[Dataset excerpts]
▬▬▬▬▬▬
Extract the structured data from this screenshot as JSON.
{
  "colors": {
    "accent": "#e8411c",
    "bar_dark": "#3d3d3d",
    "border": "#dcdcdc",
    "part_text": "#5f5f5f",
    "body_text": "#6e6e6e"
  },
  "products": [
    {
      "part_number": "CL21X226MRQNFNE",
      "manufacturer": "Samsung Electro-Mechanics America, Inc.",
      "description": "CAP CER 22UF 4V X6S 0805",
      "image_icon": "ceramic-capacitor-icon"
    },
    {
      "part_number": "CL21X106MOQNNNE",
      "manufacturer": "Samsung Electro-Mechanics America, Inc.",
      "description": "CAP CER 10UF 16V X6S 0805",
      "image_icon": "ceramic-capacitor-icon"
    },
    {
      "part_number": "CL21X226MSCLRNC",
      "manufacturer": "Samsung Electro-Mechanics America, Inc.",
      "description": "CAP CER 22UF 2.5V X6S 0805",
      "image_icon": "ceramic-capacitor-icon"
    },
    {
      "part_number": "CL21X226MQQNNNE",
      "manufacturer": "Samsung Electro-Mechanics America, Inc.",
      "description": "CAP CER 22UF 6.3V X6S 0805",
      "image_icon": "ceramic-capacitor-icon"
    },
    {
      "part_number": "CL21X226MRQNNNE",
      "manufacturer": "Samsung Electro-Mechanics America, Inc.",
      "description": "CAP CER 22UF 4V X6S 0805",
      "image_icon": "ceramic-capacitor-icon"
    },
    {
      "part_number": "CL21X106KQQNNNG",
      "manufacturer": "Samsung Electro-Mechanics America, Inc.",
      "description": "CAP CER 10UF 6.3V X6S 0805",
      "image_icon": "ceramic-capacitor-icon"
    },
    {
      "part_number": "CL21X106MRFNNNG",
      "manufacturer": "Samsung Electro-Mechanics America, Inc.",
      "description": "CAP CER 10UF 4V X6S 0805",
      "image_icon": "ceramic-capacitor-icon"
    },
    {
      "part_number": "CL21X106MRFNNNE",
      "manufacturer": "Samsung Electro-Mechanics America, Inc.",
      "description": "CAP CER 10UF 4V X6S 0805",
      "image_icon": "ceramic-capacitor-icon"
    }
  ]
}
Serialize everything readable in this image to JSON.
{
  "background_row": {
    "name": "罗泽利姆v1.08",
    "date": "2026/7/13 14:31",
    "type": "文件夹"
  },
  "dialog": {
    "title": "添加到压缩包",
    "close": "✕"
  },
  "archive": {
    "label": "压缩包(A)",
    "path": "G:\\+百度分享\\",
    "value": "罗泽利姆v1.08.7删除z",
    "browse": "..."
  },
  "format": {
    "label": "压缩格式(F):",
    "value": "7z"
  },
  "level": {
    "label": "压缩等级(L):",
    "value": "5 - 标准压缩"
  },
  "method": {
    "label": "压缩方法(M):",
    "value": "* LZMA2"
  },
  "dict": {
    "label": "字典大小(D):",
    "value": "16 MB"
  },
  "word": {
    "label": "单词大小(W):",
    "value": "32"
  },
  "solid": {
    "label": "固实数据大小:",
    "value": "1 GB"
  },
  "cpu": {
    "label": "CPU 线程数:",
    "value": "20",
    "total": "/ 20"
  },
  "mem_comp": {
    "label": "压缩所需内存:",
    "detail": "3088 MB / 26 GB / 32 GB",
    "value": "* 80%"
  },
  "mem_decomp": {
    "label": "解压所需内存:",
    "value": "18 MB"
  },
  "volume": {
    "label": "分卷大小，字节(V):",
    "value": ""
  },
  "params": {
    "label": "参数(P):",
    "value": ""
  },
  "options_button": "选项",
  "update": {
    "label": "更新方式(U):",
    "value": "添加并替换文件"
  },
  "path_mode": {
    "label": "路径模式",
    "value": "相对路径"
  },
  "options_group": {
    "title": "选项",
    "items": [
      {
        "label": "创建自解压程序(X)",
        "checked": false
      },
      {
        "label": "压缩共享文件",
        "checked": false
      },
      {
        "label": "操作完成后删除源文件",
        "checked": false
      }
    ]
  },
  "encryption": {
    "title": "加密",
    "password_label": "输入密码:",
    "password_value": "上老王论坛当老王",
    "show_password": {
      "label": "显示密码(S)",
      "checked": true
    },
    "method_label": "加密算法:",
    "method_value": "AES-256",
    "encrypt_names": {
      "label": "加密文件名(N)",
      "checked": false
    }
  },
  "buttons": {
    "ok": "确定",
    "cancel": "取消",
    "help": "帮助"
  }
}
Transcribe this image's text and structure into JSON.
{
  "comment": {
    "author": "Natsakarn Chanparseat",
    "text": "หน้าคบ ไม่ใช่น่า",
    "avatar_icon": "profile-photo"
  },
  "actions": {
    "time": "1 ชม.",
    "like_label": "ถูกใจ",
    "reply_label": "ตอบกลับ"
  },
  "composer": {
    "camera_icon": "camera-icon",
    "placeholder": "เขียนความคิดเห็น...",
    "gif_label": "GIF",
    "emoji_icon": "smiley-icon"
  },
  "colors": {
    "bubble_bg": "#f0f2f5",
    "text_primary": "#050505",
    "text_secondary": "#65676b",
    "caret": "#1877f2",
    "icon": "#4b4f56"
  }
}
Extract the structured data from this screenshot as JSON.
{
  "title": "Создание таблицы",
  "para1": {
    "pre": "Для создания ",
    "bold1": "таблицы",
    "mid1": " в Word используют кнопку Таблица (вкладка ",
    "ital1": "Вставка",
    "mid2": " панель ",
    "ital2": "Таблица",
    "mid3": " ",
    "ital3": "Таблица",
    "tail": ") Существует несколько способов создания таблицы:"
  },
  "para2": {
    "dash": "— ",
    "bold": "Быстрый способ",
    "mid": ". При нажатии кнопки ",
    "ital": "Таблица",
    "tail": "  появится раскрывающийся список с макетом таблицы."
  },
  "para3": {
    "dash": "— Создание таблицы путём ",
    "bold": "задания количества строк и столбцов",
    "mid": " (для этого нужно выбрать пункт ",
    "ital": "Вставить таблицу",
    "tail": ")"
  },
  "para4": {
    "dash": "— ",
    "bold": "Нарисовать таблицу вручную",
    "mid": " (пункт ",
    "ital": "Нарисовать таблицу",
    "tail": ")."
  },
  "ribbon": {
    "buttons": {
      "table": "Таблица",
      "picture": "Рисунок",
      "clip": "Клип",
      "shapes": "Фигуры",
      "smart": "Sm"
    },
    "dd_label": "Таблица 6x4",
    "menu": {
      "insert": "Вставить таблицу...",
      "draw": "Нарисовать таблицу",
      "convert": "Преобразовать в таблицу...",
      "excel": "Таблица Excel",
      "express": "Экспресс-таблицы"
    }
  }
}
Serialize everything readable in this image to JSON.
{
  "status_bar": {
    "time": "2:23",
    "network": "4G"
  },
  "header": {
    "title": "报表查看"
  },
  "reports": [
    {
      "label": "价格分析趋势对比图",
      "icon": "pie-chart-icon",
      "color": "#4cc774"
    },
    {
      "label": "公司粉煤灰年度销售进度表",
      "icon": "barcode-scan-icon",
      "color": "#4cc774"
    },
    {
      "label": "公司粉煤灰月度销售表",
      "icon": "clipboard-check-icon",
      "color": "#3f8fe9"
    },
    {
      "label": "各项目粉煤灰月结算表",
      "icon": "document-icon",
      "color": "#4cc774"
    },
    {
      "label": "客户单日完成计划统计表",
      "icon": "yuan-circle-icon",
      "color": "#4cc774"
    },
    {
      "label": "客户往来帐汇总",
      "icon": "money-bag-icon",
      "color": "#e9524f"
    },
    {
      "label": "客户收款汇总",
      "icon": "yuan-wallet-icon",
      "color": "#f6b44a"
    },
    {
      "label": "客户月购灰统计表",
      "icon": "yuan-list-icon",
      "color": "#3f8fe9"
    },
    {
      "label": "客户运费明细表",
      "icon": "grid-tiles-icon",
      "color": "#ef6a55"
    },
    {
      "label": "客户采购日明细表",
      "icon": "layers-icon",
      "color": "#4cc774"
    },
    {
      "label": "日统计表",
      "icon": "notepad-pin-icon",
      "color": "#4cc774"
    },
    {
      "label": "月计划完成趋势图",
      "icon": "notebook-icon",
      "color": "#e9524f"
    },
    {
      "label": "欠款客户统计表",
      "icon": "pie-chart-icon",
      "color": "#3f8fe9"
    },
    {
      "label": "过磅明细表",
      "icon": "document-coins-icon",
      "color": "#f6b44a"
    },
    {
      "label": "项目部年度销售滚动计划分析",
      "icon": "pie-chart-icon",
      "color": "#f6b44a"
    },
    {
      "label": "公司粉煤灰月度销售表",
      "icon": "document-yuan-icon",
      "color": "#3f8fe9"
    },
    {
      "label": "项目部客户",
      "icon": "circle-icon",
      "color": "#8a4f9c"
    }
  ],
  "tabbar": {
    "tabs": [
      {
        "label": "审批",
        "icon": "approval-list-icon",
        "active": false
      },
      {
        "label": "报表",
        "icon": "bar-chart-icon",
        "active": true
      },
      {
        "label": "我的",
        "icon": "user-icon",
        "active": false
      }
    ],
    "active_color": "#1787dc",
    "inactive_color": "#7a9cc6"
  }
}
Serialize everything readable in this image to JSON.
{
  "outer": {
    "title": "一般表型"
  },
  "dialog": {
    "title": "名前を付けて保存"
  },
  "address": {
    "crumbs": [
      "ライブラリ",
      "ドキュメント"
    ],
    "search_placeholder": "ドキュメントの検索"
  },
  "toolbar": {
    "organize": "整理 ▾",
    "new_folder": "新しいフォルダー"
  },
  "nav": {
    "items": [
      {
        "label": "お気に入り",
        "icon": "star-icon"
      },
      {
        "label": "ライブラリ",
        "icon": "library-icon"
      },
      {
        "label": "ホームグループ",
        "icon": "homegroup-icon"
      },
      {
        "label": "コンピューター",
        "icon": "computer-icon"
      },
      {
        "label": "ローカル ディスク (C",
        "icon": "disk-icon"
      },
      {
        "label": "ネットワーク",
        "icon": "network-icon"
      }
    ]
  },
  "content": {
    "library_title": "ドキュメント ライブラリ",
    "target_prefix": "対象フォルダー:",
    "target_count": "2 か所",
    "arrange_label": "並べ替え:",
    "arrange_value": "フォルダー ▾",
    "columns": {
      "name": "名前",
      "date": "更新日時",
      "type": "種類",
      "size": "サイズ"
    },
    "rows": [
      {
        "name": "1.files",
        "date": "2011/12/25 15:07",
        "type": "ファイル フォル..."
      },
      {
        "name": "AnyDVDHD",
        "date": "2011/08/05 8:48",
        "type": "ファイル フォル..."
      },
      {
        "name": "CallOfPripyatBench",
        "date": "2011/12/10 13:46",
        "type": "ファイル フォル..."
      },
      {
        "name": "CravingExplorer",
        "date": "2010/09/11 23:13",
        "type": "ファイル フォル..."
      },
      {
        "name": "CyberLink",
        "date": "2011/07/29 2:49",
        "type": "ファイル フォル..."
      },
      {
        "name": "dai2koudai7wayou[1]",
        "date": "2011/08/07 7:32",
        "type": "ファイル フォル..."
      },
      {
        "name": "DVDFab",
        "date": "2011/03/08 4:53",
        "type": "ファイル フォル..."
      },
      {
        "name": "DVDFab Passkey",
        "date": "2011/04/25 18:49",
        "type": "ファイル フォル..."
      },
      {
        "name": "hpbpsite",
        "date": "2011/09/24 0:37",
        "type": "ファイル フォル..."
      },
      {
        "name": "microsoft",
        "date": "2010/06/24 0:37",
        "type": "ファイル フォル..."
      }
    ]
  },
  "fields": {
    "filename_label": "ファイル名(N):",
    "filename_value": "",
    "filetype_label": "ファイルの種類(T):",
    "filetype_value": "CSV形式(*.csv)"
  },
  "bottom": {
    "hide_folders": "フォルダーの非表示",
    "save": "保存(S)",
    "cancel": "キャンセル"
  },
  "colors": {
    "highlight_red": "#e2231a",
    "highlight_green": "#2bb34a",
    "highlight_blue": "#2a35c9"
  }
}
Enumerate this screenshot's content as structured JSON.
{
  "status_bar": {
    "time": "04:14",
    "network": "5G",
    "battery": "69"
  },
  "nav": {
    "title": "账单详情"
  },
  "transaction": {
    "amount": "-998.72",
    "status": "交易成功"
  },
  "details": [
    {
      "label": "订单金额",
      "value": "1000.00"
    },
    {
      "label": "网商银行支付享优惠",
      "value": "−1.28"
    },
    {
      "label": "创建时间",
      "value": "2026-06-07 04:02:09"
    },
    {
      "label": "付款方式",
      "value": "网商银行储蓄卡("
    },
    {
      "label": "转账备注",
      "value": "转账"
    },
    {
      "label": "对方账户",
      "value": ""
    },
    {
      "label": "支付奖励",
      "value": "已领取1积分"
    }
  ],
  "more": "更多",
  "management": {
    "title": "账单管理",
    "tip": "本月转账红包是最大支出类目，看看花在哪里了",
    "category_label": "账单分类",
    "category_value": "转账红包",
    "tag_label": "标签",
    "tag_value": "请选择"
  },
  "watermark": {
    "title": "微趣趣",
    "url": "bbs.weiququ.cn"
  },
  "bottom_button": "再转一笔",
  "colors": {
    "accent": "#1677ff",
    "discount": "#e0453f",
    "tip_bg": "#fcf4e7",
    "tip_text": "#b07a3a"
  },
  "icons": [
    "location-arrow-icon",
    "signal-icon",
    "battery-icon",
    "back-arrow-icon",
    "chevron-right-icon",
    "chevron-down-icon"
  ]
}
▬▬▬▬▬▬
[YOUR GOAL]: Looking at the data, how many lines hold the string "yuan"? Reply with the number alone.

[TASK RESULT]: 4